--- THE INPUT Enclosed Below ---

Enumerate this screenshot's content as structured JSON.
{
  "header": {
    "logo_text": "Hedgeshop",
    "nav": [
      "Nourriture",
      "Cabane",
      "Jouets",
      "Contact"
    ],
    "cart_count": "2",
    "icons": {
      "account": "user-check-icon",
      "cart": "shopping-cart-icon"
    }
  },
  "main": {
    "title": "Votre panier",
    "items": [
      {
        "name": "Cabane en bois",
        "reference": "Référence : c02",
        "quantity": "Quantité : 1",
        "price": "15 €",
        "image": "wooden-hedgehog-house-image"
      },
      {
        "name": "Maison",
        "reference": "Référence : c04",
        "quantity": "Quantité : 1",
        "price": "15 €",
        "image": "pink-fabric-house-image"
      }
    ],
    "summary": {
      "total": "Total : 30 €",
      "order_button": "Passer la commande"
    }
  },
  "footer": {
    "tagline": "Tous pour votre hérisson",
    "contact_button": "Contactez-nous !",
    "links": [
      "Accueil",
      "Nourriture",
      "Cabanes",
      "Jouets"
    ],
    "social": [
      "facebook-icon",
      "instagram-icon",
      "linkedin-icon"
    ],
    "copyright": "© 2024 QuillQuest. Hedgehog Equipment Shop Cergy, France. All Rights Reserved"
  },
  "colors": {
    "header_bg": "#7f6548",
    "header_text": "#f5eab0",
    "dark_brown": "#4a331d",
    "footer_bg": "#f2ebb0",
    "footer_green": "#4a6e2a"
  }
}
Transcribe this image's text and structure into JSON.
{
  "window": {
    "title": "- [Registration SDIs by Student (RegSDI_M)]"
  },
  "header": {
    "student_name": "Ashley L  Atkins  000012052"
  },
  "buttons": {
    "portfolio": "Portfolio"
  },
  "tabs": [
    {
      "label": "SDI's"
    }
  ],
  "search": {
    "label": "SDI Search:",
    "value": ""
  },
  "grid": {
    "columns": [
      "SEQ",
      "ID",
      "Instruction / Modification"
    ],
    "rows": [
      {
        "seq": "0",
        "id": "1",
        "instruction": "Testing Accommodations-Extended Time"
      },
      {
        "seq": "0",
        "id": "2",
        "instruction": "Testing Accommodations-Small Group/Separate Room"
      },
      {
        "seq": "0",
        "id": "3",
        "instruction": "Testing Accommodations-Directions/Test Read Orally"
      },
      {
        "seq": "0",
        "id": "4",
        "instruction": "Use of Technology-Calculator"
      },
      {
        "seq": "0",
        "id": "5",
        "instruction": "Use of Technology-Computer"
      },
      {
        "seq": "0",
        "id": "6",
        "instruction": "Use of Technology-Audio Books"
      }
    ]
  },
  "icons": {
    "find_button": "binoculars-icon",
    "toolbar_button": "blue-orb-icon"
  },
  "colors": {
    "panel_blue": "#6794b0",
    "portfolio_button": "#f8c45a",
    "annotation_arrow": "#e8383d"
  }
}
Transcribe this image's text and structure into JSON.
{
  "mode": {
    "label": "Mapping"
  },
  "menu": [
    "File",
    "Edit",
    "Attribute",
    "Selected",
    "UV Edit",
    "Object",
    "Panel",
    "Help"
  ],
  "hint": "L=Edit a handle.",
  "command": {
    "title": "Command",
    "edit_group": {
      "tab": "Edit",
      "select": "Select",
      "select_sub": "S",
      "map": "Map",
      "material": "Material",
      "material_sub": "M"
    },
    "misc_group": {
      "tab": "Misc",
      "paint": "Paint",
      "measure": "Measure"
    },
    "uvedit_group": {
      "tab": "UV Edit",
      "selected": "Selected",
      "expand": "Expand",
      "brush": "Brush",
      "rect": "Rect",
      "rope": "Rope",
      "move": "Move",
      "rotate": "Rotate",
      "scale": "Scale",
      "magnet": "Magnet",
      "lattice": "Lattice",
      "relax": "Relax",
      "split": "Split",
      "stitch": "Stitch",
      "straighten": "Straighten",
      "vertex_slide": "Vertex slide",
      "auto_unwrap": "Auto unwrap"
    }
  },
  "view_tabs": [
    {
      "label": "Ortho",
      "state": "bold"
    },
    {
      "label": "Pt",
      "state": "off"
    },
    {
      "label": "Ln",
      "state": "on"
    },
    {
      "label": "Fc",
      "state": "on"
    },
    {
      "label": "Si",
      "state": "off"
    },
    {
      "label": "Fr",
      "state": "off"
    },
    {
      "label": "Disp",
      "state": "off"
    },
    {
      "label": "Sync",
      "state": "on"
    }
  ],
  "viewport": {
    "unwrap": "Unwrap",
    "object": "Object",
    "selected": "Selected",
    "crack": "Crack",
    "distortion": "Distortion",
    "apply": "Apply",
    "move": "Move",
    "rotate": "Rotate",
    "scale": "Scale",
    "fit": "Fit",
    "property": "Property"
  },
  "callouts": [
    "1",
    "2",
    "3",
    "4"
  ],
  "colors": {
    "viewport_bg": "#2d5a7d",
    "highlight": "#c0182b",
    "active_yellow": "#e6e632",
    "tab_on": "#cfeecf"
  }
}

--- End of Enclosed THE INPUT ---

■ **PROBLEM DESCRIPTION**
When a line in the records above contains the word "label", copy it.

■ **EXERCISE RESPONSE**
      "label": "SDI's"
    "label": "SDI Search:",
    "label": "Mapping"
      "label": "Ortho",
      "label": "Pt",
      "label": "Ln",
      "label": "Fc",
      "label": "Si",
      "label": "Fr",
      "label": "Disp",
      "label": "Sync",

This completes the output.